3 Pitfalls of Early Venture Capital Deal Structure

By Nicole Gravagna, Peter K. Adams

If you ask venture capitalists (VCs) or private equity consultants (people who help companies get ready for VCs), they’ll tell you that they see so many companies that have great opportunities but that they can’t raise a new round of funding for because of poorly structured past deals. This unfortunate situation is very common and can permanently ruin a company’s chance for VC funding.

The best way to prevent this kind of critical growth failure is to plan your fundraising from the beginning. Know whether your company plans to use VC funding as part of a growth plan and make sure that your early raises have that goal in mind.

If you were going to take a road trip, you’d get out a map and figure out what your options were to reach your destination. You’d map out cities that you would pass through on your way to your goal. If your goal was to reach your destination as quickly as possible, your route would be as close to a straight line as possible.

Figure out your investment round timing

The timing between investment rounds is critical to your success. The guidelines differ for every industry. In a life science company, a company might go years between investment rounds, whereas a web app company might raise a round only a few months after the last. The general guideline is that funding rounds are separated by 12 to18 months.

Timing is important because you need to accomplish two major objectives between each round. One, you need to achieve your milestones. Two, you need to raise your next round. The tricky thing is that you can’t raise your next round without having achieved your milestones, but if you spend all of your efforts achieving your milestones, you won’t be able to raise your next round, and you could be stuck.

The amount of time raising capital takes is a factor, too.
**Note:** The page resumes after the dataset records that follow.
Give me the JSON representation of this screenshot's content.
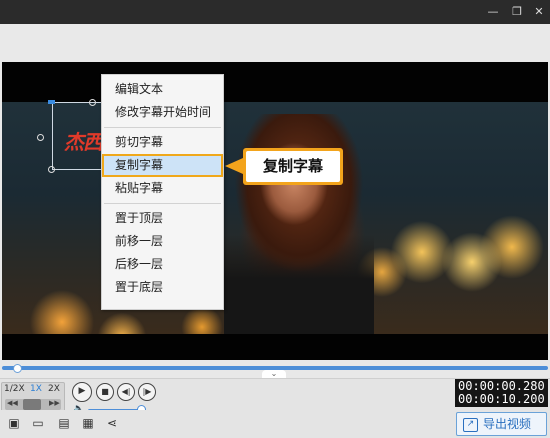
{
  "window": {
    "min_icon": "minimize-icon",
    "max_icon": "restore-icon",
    "close_icon": "close-icon"
  },
  "preview": {
    "subtitle_text": "杰西"
  },
  "context_menu": {
    "groups": [
      [
        "编辑文本",
        "修改字幕开始时间"
      ],
      [
        "剪切字幕",
        "复制字幕",
        "粘贴字幕"
      ],
      [
        "置于顶层",
        "前移一层",
        "后移一层",
        "置于底层"
      ]
    ],
    "highlighted": "复制字幕"
  },
  "callout": {
    "text": "复制字幕"
  },
  "playback": {
    "speeds": [
      "1/2X",
      "1X",
      "2X"
    ],
    "active_speed": "1X",
    "current_time": "00:00:00.280",
    "total_time": "00:00:10.200",
    "progress": 0.028,
    "volume": 0.95
  },
  "toolbar": {
    "export_label": "导出视频",
    "icons": [
      "subtitle-icon",
      "folder-open-icon",
      "save-icon",
      "save-as-icon",
      "share-icon"
    ]
  },
  "colors": {
    "accent": "#f3a41c",
    "progress": "#4d8ed8",
    "highlight": "#cde3f7",
    "subtitle_red": "#e03a2a"
  }
}
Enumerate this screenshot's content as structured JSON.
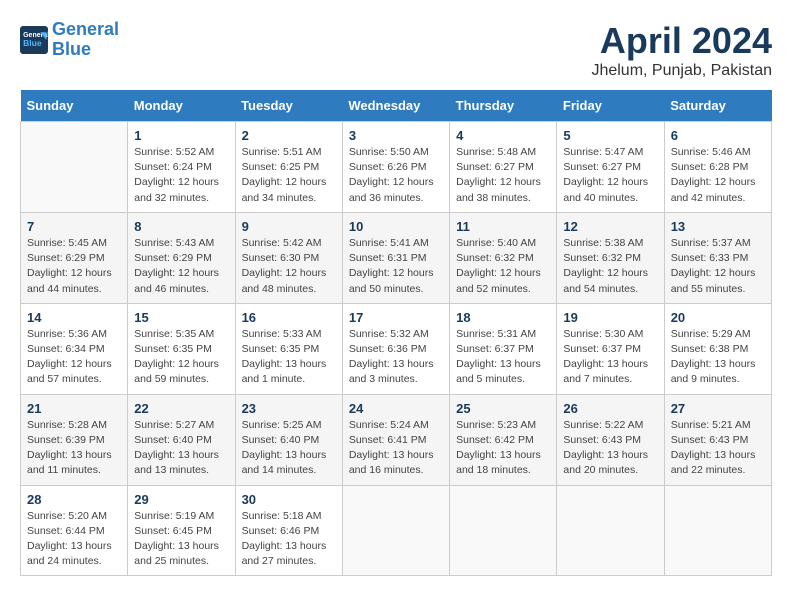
{
  "logo": {
    "line1": "General",
    "line2": "Blue"
  },
  "title": "April 2024",
  "subtitle": "Jhelum, Punjab, Pakistan",
  "weekdays": [
    "Sunday",
    "Monday",
    "Tuesday",
    "Wednesday",
    "Thursday",
    "Friday",
    "Saturday"
  ],
  "weeks": [
    [
      {
        "day": "",
        "info": ""
      },
      {
        "day": "1",
        "info": "Sunrise: 5:52 AM\nSunset: 6:24 PM\nDaylight: 12 hours\nand 32 minutes."
      },
      {
        "day": "2",
        "info": "Sunrise: 5:51 AM\nSunset: 6:25 PM\nDaylight: 12 hours\nand 34 minutes."
      },
      {
        "day": "3",
        "info": "Sunrise: 5:50 AM\nSunset: 6:26 PM\nDaylight: 12 hours\nand 36 minutes."
      },
      {
        "day": "4",
        "info": "Sunrise: 5:48 AM\nSunset: 6:27 PM\nDaylight: 12 hours\nand 38 minutes."
      },
      {
        "day": "5",
        "info": "Sunrise: 5:47 AM\nSunset: 6:27 PM\nDaylight: 12 hours\nand 40 minutes."
      },
      {
        "day": "6",
        "info": "Sunrise: 5:46 AM\nSunset: 6:28 PM\nDaylight: 12 hours\nand 42 minutes."
      }
    ],
    [
      {
        "day": "7",
        "info": "Sunrise: 5:45 AM\nSunset: 6:29 PM\nDaylight: 12 hours\nand 44 minutes."
      },
      {
        "day": "8",
        "info": "Sunrise: 5:43 AM\nSunset: 6:29 PM\nDaylight: 12 hours\nand 46 minutes."
      },
      {
        "day": "9",
        "info": "Sunrise: 5:42 AM\nSunset: 6:30 PM\nDaylight: 12 hours\nand 48 minutes."
      },
      {
        "day": "10",
        "info": "Sunrise: 5:41 AM\nSunset: 6:31 PM\nDaylight: 12 hours\nand 50 minutes."
      },
      {
        "day": "11",
        "info": "Sunrise: 5:40 AM\nSunset: 6:32 PM\nDaylight: 12 hours\nand 52 minutes."
      },
      {
        "day": "12",
        "info": "Sunrise: 5:38 AM\nSunset: 6:32 PM\nDaylight: 12 hours\nand 54 minutes."
      },
      {
        "day": "13",
        "info": "Sunrise: 5:37 AM\nSunset: 6:33 PM\nDaylight: 12 hours\nand 55 minutes."
      }
    ],
    [
      {
        "day": "14",
        "info": "Sunrise: 5:36 AM\nSunset: 6:34 PM\nDaylight: 12 hours\nand 57 minutes."
      },
      {
        "day": "15",
        "info": "Sunrise: 5:35 AM\nSunset: 6:35 PM\nDaylight: 12 hours\nand 59 minutes."
      },
      {
        "day": "16",
        "info": "Sunrise: 5:33 AM\nSunset: 6:35 PM\nDaylight: 13 hours\nand 1 minute."
      },
      {
        "day": "17",
        "info": "Sunrise: 5:32 AM\nSunset: 6:36 PM\nDaylight: 13 hours\nand 3 minutes."
      },
      {
        "day": "18",
        "info": "Sunrise: 5:31 AM\nSunset: 6:37 PM\nDaylight: 13 hours\nand 5 minutes."
      },
      {
        "day": "19",
        "info": "Sunrise: 5:30 AM\nSunset: 6:37 PM\nDaylight: 13 hours\nand 7 minutes."
      },
      {
        "day": "20",
        "info": "Sunrise: 5:29 AM\nSunset: 6:38 PM\nDaylight: 13 hours\nand 9 minutes."
      }
    ],
    [
      {
        "day": "21",
        "info": "Sunrise: 5:28 AM\nSunset: 6:39 PM\nDaylight: 13 hours\nand 11 minutes."
      },
      {
        "day": "22",
        "info": "Sunrise: 5:27 AM\nSunset: 6:40 PM\nDaylight: 13 hours\nand 13 minutes."
      },
      {
        "day": "23",
        "info": "Sunrise: 5:25 AM\nSunset: 6:40 PM\nDaylight: 13 hours\nand 14 minutes."
      },
      {
        "day": "24",
        "info": "Sunrise: 5:24 AM\nSunset: 6:41 PM\nDaylight: 13 hours\nand 16 minutes."
      },
      {
        "day": "25",
        "info": "Sunrise: 5:23 AM\nSunset: 6:42 PM\nDaylight: 13 hours\nand 18 minutes."
      },
      {
        "day": "26",
        "info": "Sunrise: 5:22 AM\nSunset: 6:43 PM\nDaylight: 13 hours\nand 20 minutes."
      },
      {
        "day": "27",
        "info": "Sunrise: 5:21 AM\nSunset: 6:43 PM\nDaylight: 13 hours\nand 22 minutes."
      }
    ],
    [
      {
        "day": "28",
        "info": "Sunrise: 5:20 AM\nSunset: 6:44 PM\nDaylight: 13 hours\nand 24 minutes."
      },
      {
        "day": "29",
        "info": "Sunrise: 5:19 AM\nSunset: 6:45 PM\nDaylight: 13 hours\nand 25 minutes."
      },
      {
        "day": "30",
        "info": "Sunrise: 5:18 AM\nSunset: 6:46 PM\nDaylight: 13 hours\nand 27 minutes."
      },
      {
        "day": "",
        "info": ""
      },
      {
        "day": "",
        "info": ""
      },
      {
        "day": "",
        "info": ""
      },
      {
        "day": "",
        "info": ""
      }
    ]
  ]
}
Depending on the economy, the size of your round, your own ability to raise money, and the network surrounding your company, fundraising could be a full time job that lasts a while.

Plan on 6 to 12 months to raise a round of funding. Occasionally you see a few companies do it in weeks, but they would have prepared the deal down to the last detail before they told anyone they were fundraising. You often see companies take more than a year to raise money as well.
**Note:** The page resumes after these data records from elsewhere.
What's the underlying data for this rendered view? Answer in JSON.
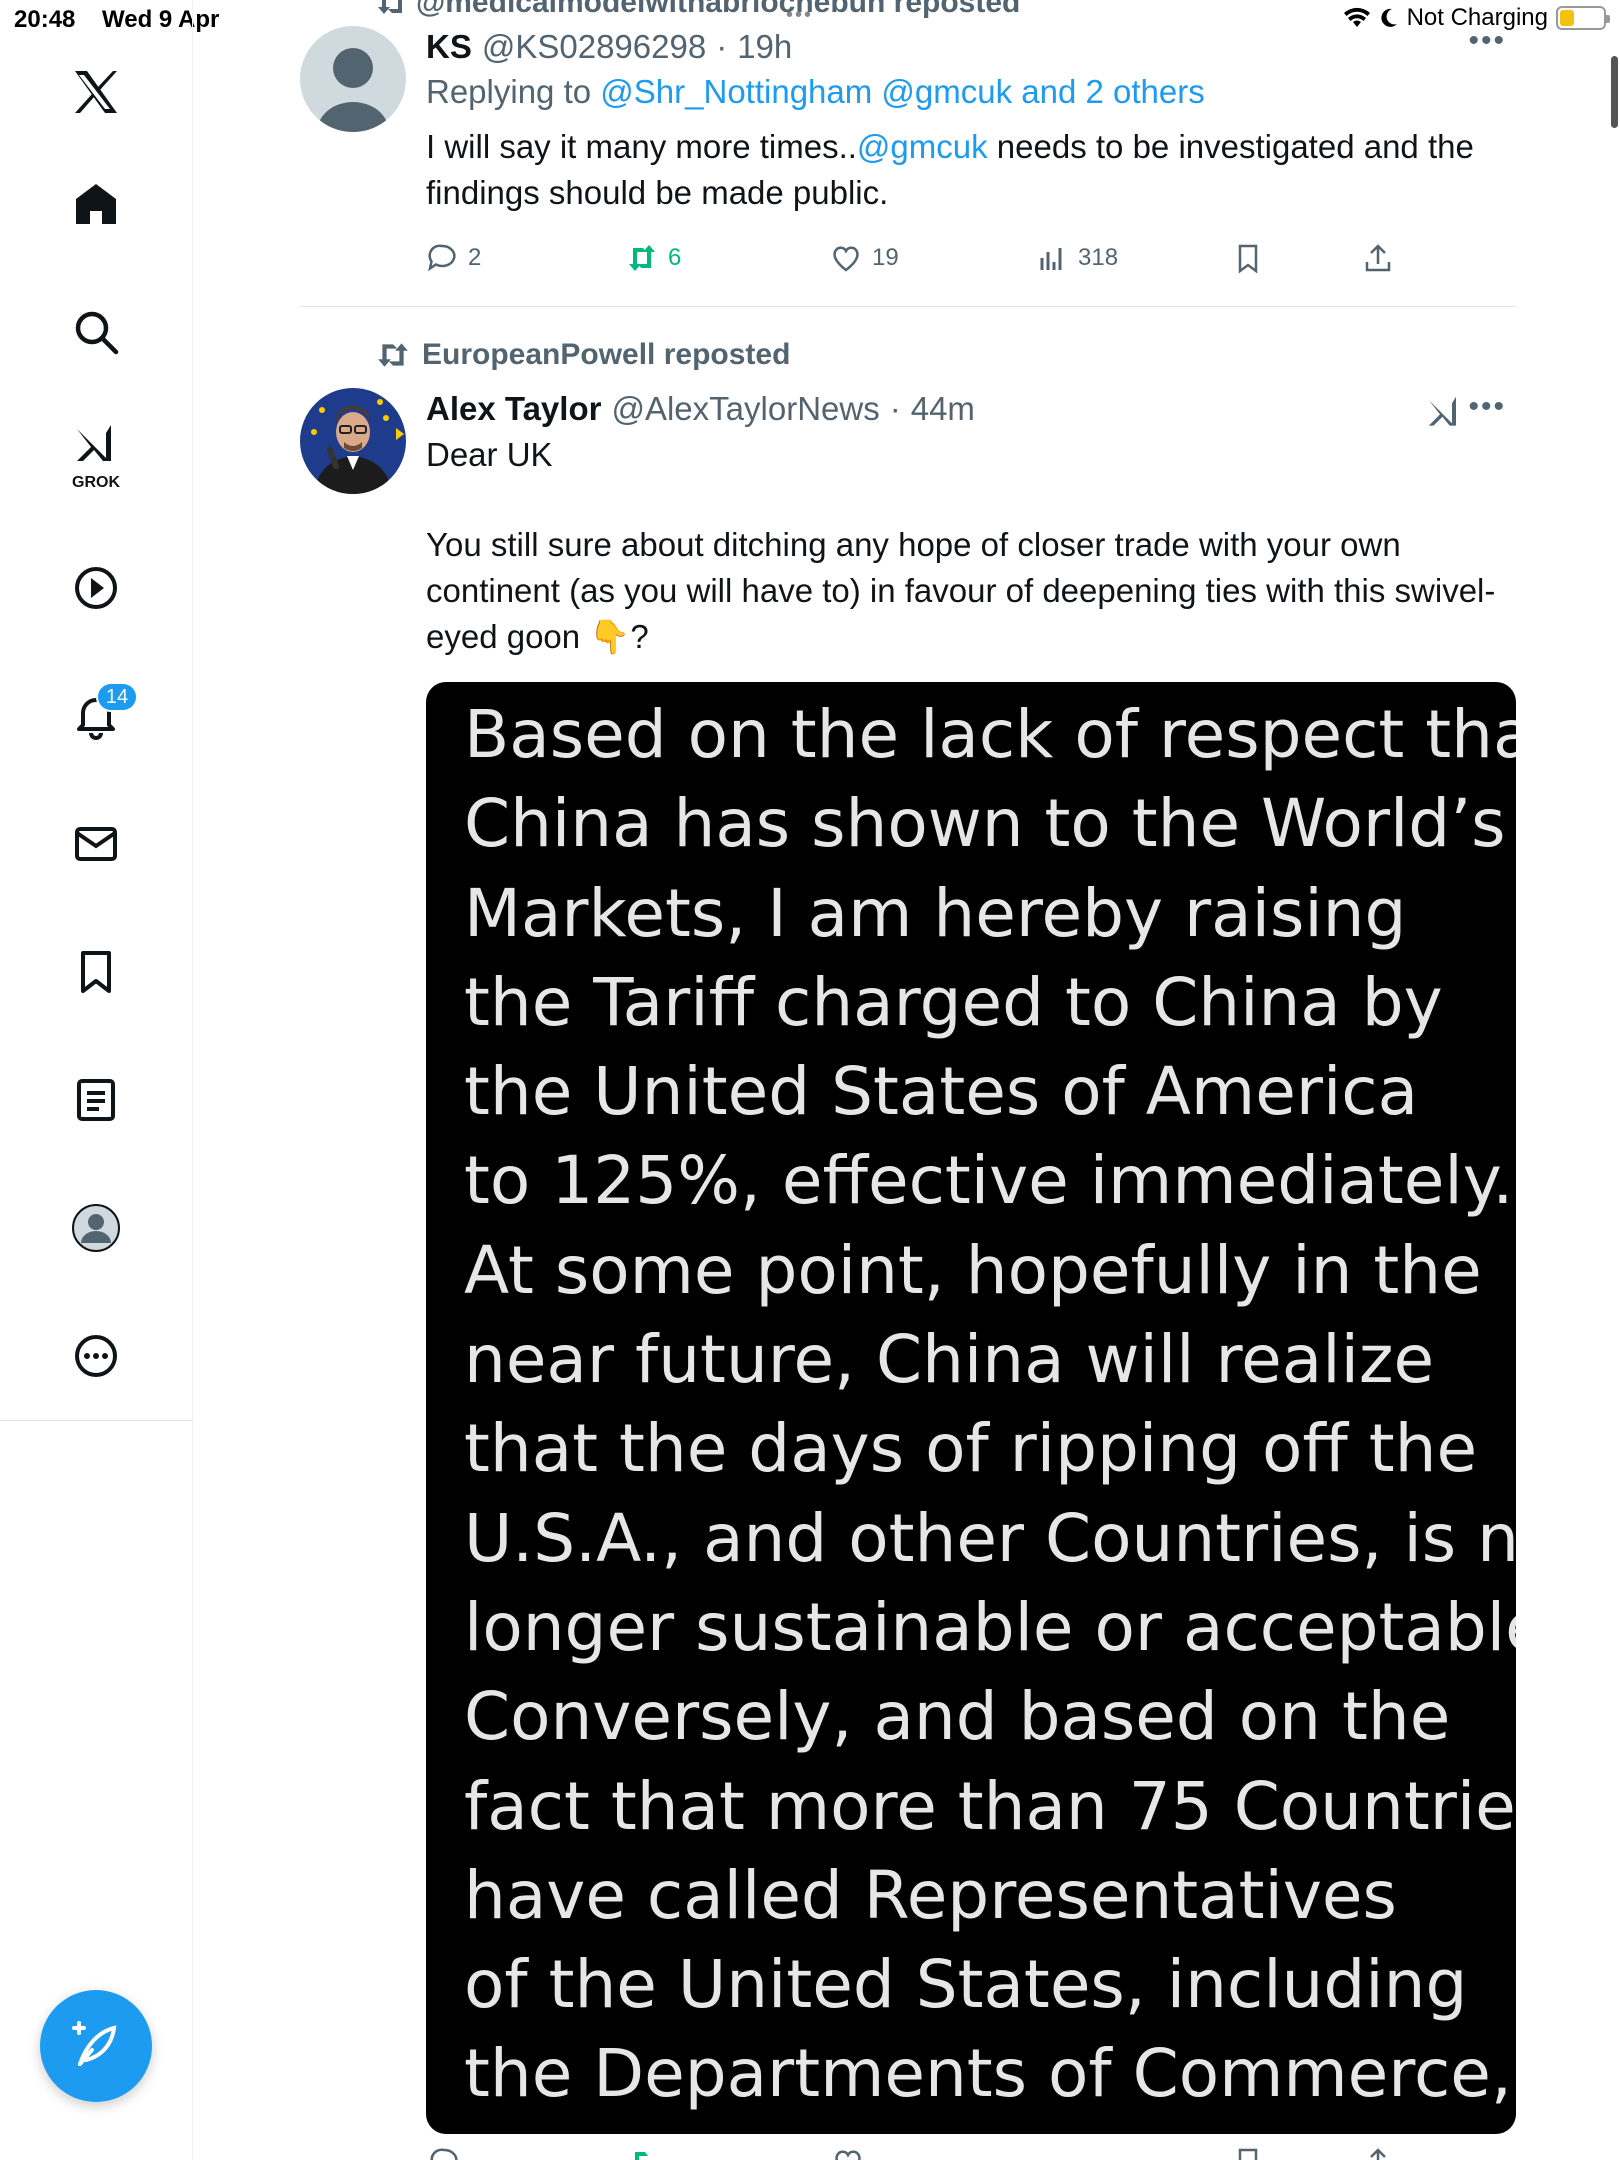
{
  "status_bar": {
    "time": "20:48",
    "date": "Wed 9 Apr",
    "charging": "Not Charging"
  },
  "sidebar": {
    "items": [
      {
        "name": "x-logo",
        "icon": "x-logo-icon"
      },
      {
        "name": "home",
        "icon": "home-icon"
      },
      {
        "name": "explore",
        "icon": "search-icon"
      },
      {
        "name": "grok",
        "icon": "grok-icon",
        "label": "GROK"
      },
      {
        "name": "video",
        "icon": "play-icon"
      },
      {
        "name": "notifications",
        "icon": "bell-icon",
        "badge": "14"
      },
      {
        "name": "messages",
        "icon": "mail-icon"
      },
      {
        "name": "bookmarks",
        "icon": "bookmark-icon"
      },
      {
        "name": "lists",
        "icon": "list-icon"
      },
      {
        "name": "profile",
        "icon": "profile-icon"
      },
      {
        "name": "more",
        "icon": "more-circle-icon"
      }
    ],
    "compose_icon": "compose-feather-icon"
  },
  "timeline": {
    "top_repost": "@medicalmodelwithabriochebun reposted",
    "tweets": [
      {
        "name": "KS",
        "handle": "@KS02896298",
        "time": "19h",
        "reply_prefix": "Replying to",
        "reply_to": "@Shr_Nottingham @gmcuk and 2 others",
        "text_before": "I will say it many more times..",
        "mention": "@gmcuk",
        "text_after": "  needs to be investigated and the findings should be made public.",
        "replies": "2",
        "retweets": "6",
        "likes": "19",
        "views": "318"
      },
      {
        "reposted_by": "EuropeanPowell reposted",
        "name": "Alex Taylor",
        "handle": "@AlexTaylorNews",
        "time": "44m",
        "text_line1": "Dear UK",
        "text_line2": "You still sure about ditching any hope of closer trade with your own continent (as you will have to) in favour of deepening ties with this swivel-eyed goon 👇?",
        "media_text": "Based on the lack of respect that\nChina has shown to the World’s\nMarkets, I am hereby raising\nthe Tariff charged to China by\nthe United States of America\nto 125%, effective immediately.\nAt some point, hopefully in the\nnear future, China will realize\nthat the days of ripping off the\nU.S.A., and other Countries, is no\nlonger sustainable or acceptable.\nConversely, and based on the\nfact that more than 75 Countries\nhave called Representatives\nof the United States, including\nthe Departments of Commerce,\nTreasury, and the USTR, to"
      }
    ]
  },
  "colors": {
    "accent": "#1d9bf0",
    "retweet_green": "#00ba7c",
    "secondary_text": "#536471"
  }
}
Know your company’s burn rate

Investors always ask you about your burn rate, that is, how fast you’re burning through their cash. In a mature company, you don’t talk about burn rate because you have revenues and expenses, and hopefully your revenues are greater than your expenses. In a pre-revenue company, however, it’s all expenses, and the rate at which you burn though cash says a lot about how you’re running the company.

Investors appreciate your understanding of burn rate. It’s helpful to have an analysis of ways to speed up or slow down the spending. In their eyes, a too-slow burn rate is just as bad as a too-fast burn rate. Too slow means that you are not thinking like a venture company with super fast growth. Too fast means that you are out of control and spending the investors’ money recklessly.

Burn rate is also tied to your milestone achievements. You need to match the amount of money you spend each month with the amount of achievement you need to make towards your milestones. Your main objective is to make sure you have enough cash to get your goals achieved and raise the next round before you run out of money.

Tackle finance milestones

Milestones may be the most important part of your finance strategy. You need to think about milestones in a way that involves clusters of value. Just accomplishing a random collection of tasks does not add value in the way that a milestone strategy will.

You see a lot of companies who are fixated on solving the next big challenge in front of them. Software companies focus on finishing the beta and getting the working version done and live on the Internet. That’s great, but if your funding round gets you to a live version of software with no customers, you might be stuck.

Think about your milestones in terms of risk. Each milestone you achieve is a reduction of risk for your investor and an increase in value for your company. Early risks tend to be technology risks. You need to prove that your software, patent, invention, or whatever can do what you say it will do.

Later risks tend to be market risks. Can you establish viable channels for your product? Will people buy it at the price-points you have set? Can you leverage a small marketing budget into measurable results that will be repeatable with a bigger budget?

Your milestone strategy should combine multiple risks so that investors are confident in investing in your next round. Don’t just raise enough money to satisfy your technology risks, but be sure to add another $100,000 to $200,000 to test market your product and be able to consistently demonstrate an increasing conversion rate on customers who see your product.